## TASK GOAL
Where in the listing does the word "this" appear? Report each line that holds it.

## DATA SHOWN
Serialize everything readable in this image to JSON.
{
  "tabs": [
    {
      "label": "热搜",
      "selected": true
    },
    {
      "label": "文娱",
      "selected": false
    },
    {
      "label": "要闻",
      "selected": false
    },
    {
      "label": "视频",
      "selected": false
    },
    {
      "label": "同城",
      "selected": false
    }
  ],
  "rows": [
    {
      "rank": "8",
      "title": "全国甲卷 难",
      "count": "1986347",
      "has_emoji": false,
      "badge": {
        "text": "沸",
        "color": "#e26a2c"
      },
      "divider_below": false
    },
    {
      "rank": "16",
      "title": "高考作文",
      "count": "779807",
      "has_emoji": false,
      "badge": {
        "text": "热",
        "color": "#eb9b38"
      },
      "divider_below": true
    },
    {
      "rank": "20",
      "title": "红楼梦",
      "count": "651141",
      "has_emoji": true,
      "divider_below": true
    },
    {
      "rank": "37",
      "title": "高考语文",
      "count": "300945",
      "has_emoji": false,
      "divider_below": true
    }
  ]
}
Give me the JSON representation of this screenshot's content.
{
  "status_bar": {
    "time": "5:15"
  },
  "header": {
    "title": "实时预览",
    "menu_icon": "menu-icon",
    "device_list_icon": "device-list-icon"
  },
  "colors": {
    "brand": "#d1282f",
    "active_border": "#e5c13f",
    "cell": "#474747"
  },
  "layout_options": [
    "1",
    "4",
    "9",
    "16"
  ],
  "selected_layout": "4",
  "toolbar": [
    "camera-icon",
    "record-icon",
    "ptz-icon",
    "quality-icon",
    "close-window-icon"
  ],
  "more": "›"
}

## YOUR RESPONSE
Serialize everything readable in this image to JSON.
Give me the JSON representation of this screenshot's content.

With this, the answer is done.